This section is from the book "Nature's Garden", by Neltje Blanchan. Also available from Amazon: Nature's Garden; An Aid To Knowledge Of Our Wild Flowers And Their Insect Visitors.
Flower-heads - Composite of tubular florets only, about 1/2 in. broad; magenta varying to purplish or white; the prominent round involucre of many overlapping leathery bracts, tipped with hooked bristles. Stem: 2 to 5 ft. high, simple or branching, coarse. Leaves: Large, the lower ones often 1 ft. long, broadly ovate, entire edged, pale or loosely cottony beneath, on hollow petioles.
Flowering Season - July - October.
Distribution - Common throughout our area. Naturalized from Europe.
A larger burdock than this (A. Lappa) may be more common in a few localities East, but wherever one wanders, this plebeian boldly asserts itself. In close-cropped pastures it still flourishes with the well-armed thistles and mulleins, for the great leaves contain an exceedingly bitter, sour juice, distasteful to grazers. Nevertheless the unpaid cattle, like every other beast and man, must nolens volens transplant the burs far away from the parent plant to found new colonies. Literally by hook or by crook they steal a ride on every switching tail, every hairy dog and woolly sheep, every trouser-leg or petticoat. Even the children, who make dolls and baskets of burdock burs, aid them in their insatiate love of travel. Wherever man goes, they follow, until, having crossed Europe - with the Romans? - they are now at home throughout this continent. Their vitality is amazing; persecution with scythe and plow may retard, but never check their victorious march. Opportunity for a seed to germinate may not come until late in the summer; but at once the plant sets to work putting forth flowers and maturing seed, losing no time in developing superfluous stalk and branches. Butterflies, which, like the Hoboken Dutch, ever delight in magenta, and bees of various kinds, find these flowers, with a slight fragrance as an additional attraction, generous entertainers.

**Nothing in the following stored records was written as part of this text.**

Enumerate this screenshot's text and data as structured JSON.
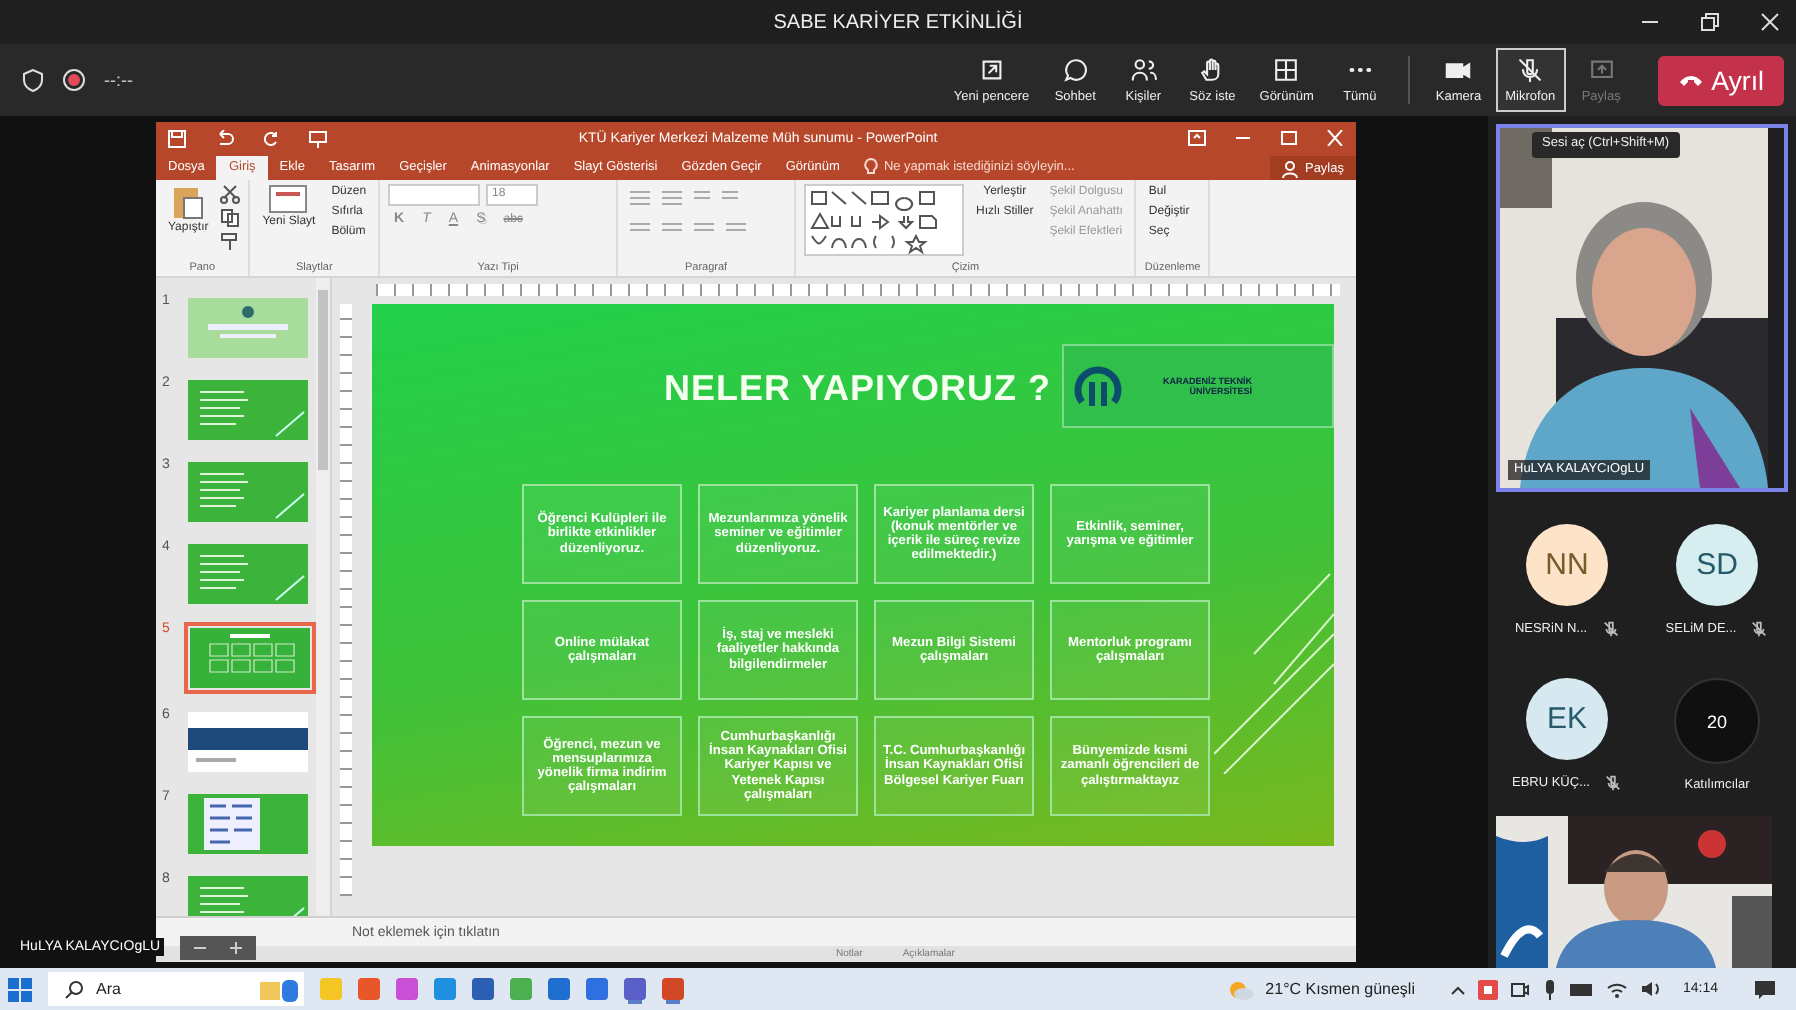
{
  "window": {
    "title": "SABE KARİYER ETKİNLİĞİ"
  },
  "meeting_bar": {
    "timer": "--:--",
    "recording": true,
    "leave": "Ayrıl",
    "buttons": [
      {
        "label": "Yeni pencere",
        "kind": "popout",
        "selected": false,
        "disabled": false
      },
      {
        "label": "Sohbet",
        "kind": "chat",
        "selected": false,
        "disabled": false
      },
      {
        "label": "Kişiler",
        "kind": "people",
        "selected": false,
        "disabled": false
      },
      {
        "label": "Söz iste",
        "kind": "hand",
        "selected": false,
        "disabled": false
      },
      {
        "label": "Görünüm",
        "kind": "grid",
        "selected": false,
        "disabled": false
      },
      {
        "label": "Tümü",
        "kind": "more",
        "selected": false,
        "disabled": false
      },
      {
        "label": "Kamera",
        "kind": "camera",
        "selected": false,
        "disabled": false
      },
      {
        "label": "Mikrofon",
        "kind": "mic",
        "selected": true,
        "disabled": false
      },
      {
        "label": "Paylaş",
        "kind": "share",
        "selected": false,
        "disabled": true
      }
    ]
  },
  "shared_screen": {
    "presenter": "HuLYA KALAYCıOgLU",
    "powerpoint": {
      "title": "KTÜ Kariyer Merkezi Malzeme Müh sunumu - PowerPoint",
      "tell_me": "Ne yapmak istediğinizi söyleyin...",
      "share": "Paylaş",
      "tabs": [
        {
          "label": "Dosya",
          "selected": false
        },
        {
          "label": "Giriş",
          "selected": true
        },
        {
          "label": "Ekle",
          "selected": false
        },
        {
          "label": "Tasarım",
          "selected": false
        },
        {
          "label": "Geçişler",
          "selected": false
        },
        {
          "label": "Animasyonlar",
          "selected": false
        },
        {
          "label": "Slayt Gösterisi",
          "selected": false
        },
        {
          "label": "Gözden Geçir",
          "selected": false
        },
        {
          "label": "Görünüm",
          "selected": false
        }
      ],
      "ribbon": [
        {
          "name": "Pano",
          "kind": "clipboard",
          "items": [
            "Yapıştır"
          ]
        },
        {
          "name": "Slaytlar",
          "kind": "slides",
          "items": [
            "Yeni Slayt",
            "Düzen",
            "Sıfırla",
            "Bölüm"
          ]
        },
        {
          "name": "Yazı Tipi",
          "kind": "font",
          "font_size": "18",
          "format_buttons": [
            "K",
            "T",
            "A",
            "S",
            "abc"
          ]
        },
        {
          "name": "Paragraf",
          "kind": "paragraph"
        },
        {
          "name": "Çizim",
          "kind": "drawing",
          "items": [
            "Yerleştir",
            "Hızlı Stiller",
            "Şekil Dolgusu",
            "Şekil Anahattı",
            "Şekil Efektleri"
          ]
        },
        {
          "name": "Düzenleme",
          "kind": "editing",
          "items": [
            "Bul",
            "Değiştir",
            "Seç"
          ]
        }
      ],
      "thumbnails": [
        {
          "number": "1",
          "kind": "title",
          "selected": false
        },
        {
          "number": "2",
          "kind": "green",
          "selected": false
        },
        {
          "number": "3",
          "kind": "green",
          "selected": false
        },
        {
          "number": "4",
          "kind": "green",
          "selected": false
        },
        {
          "number": "5",
          "kind": "grid",
          "selected": true
        },
        {
          "number": "6",
          "kind": "white",
          "selected": false
        },
        {
          "number": "7",
          "kind": "collage",
          "selected": false
        },
        {
          "number": "8",
          "kind": "green",
          "selected": false
        }
      ],
      "slide": {
        "title": "NELER YAPIYORUZ ?",
        "logo_text": "KARADENİZ TEKNİK ÜNİVERSİTESİ",
        "cards": [
          "Öğrenci Kulüpleri ile birlikte etkinlikler düzenliyoruz.",
          "Mezunlarımıza yönelik seminer ve eğitimler düzenliyoruz.",
          "Kariyer planlama dersi (konuk mentörler ve içerik ile süreç revize edilmektedir.)",
          "Etkinlik, seminer, yarışma ve eğitimler",
          "Online mülakat çalışmaları",
          "İş, staj ve mesleki faaliyetler hakkında bilgilendirmeler",
          "Mezun Bilgi Sistemi çalışmaları",
          "Mentorluk programı çalışmaları",
          "Öğrenci, mezun ve mensuplarımıza yönelik firma indirim çalışmaları",
          "Cumhurbaşkanlığı İnsan Kaynakları Ofisi Kariyer Kapısı ve Yetenek Kapısı çalışmaları",
          "T.C. Cumhurbaşkanlığı İnsan Kaynakları Ofisi Bölgesel Kariyer Fuarı",
          "Bünyemizde kısmi zamanlı öğrencileri de çalıştırmaktayız"
        ]
      },
      "notes_placeholder": "Not eklemek için tıklatın",
      "status": [
        "Notlar",
        "Açıklamalar"
      ]
    }
  },
  "people_panel": {
    "tooltip": "Sesi aç (Ctrl+Shift+M)",
    "speaker": "HuLYA KALAYCıOgLU",
    "participants": [
      {
        "initials": "NN",
        "name": "NESRiN N...",
        "color": "#fde3c8",
        "muted": true
      },
      {
        "initials": "SD",
        "name": "SELiM DE...",
        "color": "#d7eef0",
        "muted": true
      },
      {
        "initials": "EK",
        "name": "EBRU KÜÇ...",
        "color": "#d6e8f0",
        "muted": true
      }
    ],
    "more": {
      "count": "20",
      "label": "Katılımcılar"
    }
  },
  "taskbar": {
    "search": "Ara",
    "weather": "21°C Kısmen güneşli",
    "clock": "14:14"
  }
}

Pink, of all colors, is the most unstable in our flora, and the most likely to fade. Magentas incline to purple, on the one hand, or to pure pink on the other, and delicate shades quickly blanch when long exposed to the sun's rays. Thus we frequently find white blossoms of the once pink rhododendron, laurel, azalea, bouncing Bet, and turtle-head. Albinos, too, regularly occur in numerous species. Many colored flowers show a tendency among individuals to revert to the white type of their a?icestors. The reader should bear these facts in mind, and search for his unidentified flower in the previous section or in the following one if this group does not contain it.